    Tell me a little more about the rubbing process. So you body/level maybe a few times. Then I stiff out with alcohol if there are ridges. Then to polish you are saying you are using the process you describe above? How long are your sessions in say a 1'x1' area? 1-3min, 5-10 or greater? Are you rubbing in a back/forth motion or the on/off technique? Continuous or intermittent? What do you see as you rub? For me it usually starts with the dull spot getting a little smaller but then another dull spot popping up or then the spot grows dramatically...

    For me it is becoming a play off between the prep (Sanding etc) and learning the polishing process...

    It is hard to tell if I have a shellac build on it. If I look at it from an angle it actually looks fine but get a 80-110 angle and it pops right out at you and just looks dull/different.

    I am thinking your haze is oil also. Like I said, I use it very sparingly but have not had an issue with haze at all. I also live in a climate where 10% humidity is the norm (Denver, CO).

  6. I need to thank you!!! I think that I figured out what a major part of the problem was. I would rub (with alcohol or 1#) while it was damp. As it began to become sticky I would either recharge the pad, stop or apply a dab of oil, but even after the oil is applied the duration and pressure needed to be increased by a lot. It is still a little 'touch and go' but I am finally seeing the area take on shellac!!!

    I have done two 15 min focused sessions and I would say it is about a 70-80% improvement! So I just need to stick with it.

    For your spiriting what is the inside of your muncea? Or are you using a cloth folded up? I have found the cloth to be unusable with just alcohol. It evaporates far too quickly.

    I use cotton cloth (t-shirt) for the outside and inside I use gauze. Just the sterile gauze you would find in a grocery market's pharmacy section. I get about 10 pads for a couple bucks. Don't get non-stick or treated ones.

    I cut these up with scissors into strips then cut the strips up so I am left with a bunch of small squarish pieces of gauze. I use about 6 pads for a med-small muncea. Then I put this in about a 2 1/2 or 3 inch square of cotton fabric.

    I then apply the alcohol (from an old plastic ketchup bottle) to the gauze inside the fabric, twist the top, squeeze once or twice into a different cloth to get the right moisture level and go for it. It seems to discharge fairly consistently and has the added advantage of being able to 'shape' it for those hard spots...

    hope that helps and thank you so much your comments. You got some good karma coming your way! :-)

  7. Sorry about being absent from the blog. I got busy.
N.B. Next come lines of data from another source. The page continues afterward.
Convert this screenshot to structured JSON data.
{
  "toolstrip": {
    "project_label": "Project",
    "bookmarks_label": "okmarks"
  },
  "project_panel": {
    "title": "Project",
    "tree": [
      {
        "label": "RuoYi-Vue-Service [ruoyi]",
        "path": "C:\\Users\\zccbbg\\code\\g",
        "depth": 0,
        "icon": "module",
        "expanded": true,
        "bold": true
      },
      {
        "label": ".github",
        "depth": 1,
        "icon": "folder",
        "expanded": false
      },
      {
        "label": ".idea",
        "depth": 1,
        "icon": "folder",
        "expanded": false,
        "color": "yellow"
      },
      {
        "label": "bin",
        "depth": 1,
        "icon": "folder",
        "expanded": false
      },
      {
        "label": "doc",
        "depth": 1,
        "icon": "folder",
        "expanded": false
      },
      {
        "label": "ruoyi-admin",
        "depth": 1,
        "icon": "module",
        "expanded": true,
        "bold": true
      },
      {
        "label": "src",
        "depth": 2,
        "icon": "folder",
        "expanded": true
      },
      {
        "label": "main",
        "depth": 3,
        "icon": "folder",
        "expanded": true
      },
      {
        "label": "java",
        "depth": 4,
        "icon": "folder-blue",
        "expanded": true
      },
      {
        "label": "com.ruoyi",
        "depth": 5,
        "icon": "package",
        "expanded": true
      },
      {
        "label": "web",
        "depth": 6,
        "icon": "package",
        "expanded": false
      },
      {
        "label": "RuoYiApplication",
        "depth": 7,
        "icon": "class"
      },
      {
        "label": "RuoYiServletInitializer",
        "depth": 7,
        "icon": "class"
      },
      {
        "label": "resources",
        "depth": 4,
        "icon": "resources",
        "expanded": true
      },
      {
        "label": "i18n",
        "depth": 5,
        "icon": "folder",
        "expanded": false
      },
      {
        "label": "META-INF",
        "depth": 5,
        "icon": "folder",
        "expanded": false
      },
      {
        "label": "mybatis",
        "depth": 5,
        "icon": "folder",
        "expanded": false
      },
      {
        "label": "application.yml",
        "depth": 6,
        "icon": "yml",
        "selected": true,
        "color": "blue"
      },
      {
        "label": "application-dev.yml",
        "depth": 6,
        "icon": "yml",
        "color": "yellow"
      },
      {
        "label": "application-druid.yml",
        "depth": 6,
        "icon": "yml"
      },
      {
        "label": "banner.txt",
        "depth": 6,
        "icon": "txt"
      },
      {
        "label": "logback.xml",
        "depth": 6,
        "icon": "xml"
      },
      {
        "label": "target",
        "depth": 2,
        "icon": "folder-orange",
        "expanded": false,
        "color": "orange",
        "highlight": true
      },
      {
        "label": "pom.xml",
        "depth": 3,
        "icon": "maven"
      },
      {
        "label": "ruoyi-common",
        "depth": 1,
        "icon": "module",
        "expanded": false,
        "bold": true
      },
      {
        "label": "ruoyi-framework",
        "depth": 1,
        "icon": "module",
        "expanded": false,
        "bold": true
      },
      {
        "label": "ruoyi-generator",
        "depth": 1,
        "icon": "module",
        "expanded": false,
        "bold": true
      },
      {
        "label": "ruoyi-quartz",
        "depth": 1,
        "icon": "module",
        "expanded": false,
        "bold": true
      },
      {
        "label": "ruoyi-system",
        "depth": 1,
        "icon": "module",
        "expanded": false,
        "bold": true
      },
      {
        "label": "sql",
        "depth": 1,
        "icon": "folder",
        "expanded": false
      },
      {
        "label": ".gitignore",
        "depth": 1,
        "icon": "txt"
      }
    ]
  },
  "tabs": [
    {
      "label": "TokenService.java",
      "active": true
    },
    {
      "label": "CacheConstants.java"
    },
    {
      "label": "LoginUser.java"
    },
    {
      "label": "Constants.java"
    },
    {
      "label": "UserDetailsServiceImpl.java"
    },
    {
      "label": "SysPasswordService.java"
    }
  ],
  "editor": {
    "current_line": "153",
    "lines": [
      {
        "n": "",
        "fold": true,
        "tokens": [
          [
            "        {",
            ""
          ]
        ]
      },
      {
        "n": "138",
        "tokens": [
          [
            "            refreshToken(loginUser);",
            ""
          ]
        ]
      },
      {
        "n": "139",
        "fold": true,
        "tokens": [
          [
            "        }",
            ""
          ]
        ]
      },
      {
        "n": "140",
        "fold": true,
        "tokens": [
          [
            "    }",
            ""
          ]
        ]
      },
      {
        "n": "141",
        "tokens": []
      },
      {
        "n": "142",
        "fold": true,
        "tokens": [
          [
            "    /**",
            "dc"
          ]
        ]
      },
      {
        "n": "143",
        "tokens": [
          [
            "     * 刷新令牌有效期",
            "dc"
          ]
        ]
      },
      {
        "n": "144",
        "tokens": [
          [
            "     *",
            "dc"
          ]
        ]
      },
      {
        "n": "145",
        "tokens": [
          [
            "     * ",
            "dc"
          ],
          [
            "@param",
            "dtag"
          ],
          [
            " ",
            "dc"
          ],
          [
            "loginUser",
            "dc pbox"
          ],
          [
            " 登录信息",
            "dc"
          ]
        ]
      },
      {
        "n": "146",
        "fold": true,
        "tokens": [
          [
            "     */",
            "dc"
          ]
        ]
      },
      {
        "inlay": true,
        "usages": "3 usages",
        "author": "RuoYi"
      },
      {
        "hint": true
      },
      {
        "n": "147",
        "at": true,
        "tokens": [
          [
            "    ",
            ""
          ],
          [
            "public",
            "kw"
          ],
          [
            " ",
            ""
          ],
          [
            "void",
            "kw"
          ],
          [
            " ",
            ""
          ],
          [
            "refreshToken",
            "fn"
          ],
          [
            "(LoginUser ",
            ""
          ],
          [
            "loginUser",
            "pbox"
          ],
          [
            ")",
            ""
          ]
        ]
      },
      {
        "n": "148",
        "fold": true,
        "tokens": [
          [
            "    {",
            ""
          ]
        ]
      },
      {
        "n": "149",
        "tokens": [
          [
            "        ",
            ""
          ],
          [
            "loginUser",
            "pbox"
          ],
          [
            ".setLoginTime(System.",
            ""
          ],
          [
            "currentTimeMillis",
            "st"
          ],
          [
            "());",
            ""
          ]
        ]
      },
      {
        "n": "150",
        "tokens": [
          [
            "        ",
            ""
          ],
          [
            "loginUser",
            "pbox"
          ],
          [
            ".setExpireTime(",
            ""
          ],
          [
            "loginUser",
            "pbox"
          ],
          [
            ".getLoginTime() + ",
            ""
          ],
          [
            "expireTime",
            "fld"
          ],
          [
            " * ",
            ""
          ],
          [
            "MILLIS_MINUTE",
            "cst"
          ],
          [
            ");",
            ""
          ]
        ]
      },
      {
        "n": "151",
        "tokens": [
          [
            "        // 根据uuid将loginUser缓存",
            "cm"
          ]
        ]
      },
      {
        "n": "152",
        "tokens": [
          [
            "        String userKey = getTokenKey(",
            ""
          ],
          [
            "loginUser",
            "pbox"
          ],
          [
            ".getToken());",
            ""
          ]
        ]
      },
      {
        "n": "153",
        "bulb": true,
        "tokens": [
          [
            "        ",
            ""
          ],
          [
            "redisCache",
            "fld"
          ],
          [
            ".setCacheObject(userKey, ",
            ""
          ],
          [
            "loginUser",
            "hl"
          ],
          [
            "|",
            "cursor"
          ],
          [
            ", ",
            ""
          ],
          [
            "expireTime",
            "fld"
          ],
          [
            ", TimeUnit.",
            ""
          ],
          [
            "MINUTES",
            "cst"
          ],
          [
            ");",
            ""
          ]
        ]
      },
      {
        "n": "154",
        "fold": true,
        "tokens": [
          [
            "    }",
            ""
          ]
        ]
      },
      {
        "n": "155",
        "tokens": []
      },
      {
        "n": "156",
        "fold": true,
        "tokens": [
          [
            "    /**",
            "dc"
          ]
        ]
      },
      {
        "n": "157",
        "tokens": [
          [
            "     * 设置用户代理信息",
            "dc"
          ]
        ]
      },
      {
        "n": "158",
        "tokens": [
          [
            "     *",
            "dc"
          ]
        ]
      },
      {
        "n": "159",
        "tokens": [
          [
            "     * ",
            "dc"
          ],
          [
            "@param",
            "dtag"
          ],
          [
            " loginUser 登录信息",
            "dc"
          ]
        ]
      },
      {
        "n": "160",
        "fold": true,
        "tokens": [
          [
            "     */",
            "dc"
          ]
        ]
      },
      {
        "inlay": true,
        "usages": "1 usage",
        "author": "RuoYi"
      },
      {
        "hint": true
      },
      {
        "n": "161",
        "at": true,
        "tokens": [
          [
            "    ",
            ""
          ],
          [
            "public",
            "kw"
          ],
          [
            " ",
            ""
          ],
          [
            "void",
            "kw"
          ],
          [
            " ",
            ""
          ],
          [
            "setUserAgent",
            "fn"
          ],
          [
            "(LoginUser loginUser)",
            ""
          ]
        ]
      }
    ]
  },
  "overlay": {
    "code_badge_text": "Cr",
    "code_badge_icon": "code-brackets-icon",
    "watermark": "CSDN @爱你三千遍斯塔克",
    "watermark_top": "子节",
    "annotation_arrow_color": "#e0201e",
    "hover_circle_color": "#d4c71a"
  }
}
    I can't take credit for anything I've told you. I just read things, and then try them out for myself, and then recommend the stuff that has worked for me. The stuff I read about that hasn't worked for me is probably just on account of my own shortcomings.

    For spiriting, I have tried both: a pad that has shellac from earlier sessions, and a pad that is new and has nothing. Both have worked. But it's hit and miss. When I start a session and it isn't working for me, then I give up and try the next day. Lots of factors seem to have caused havoc with my process. Temperature, RH, hardness of a pre-used pad, my own lack of patience, etc. I started a session last night with a hard pad, and then gave up. I then saturated the pad with shellac. I left it overnight, so I can wring it out tonight and try again.

    I have had good results with a pad that has only alcohol. I just use one drop, inside the pad. I put a cover on it, then wipe it on a clean rag to get rid of excess wetness, and then take it to my surface. You're right, it evaporates quickly, but you'll still have time to work on a 4"x4" area. Then, you repeat. Go over the whole surface this way. It has worked for me to remove dullness.

    I like the gauze too, but I use a great big white sheet. I cut a new cover for every session.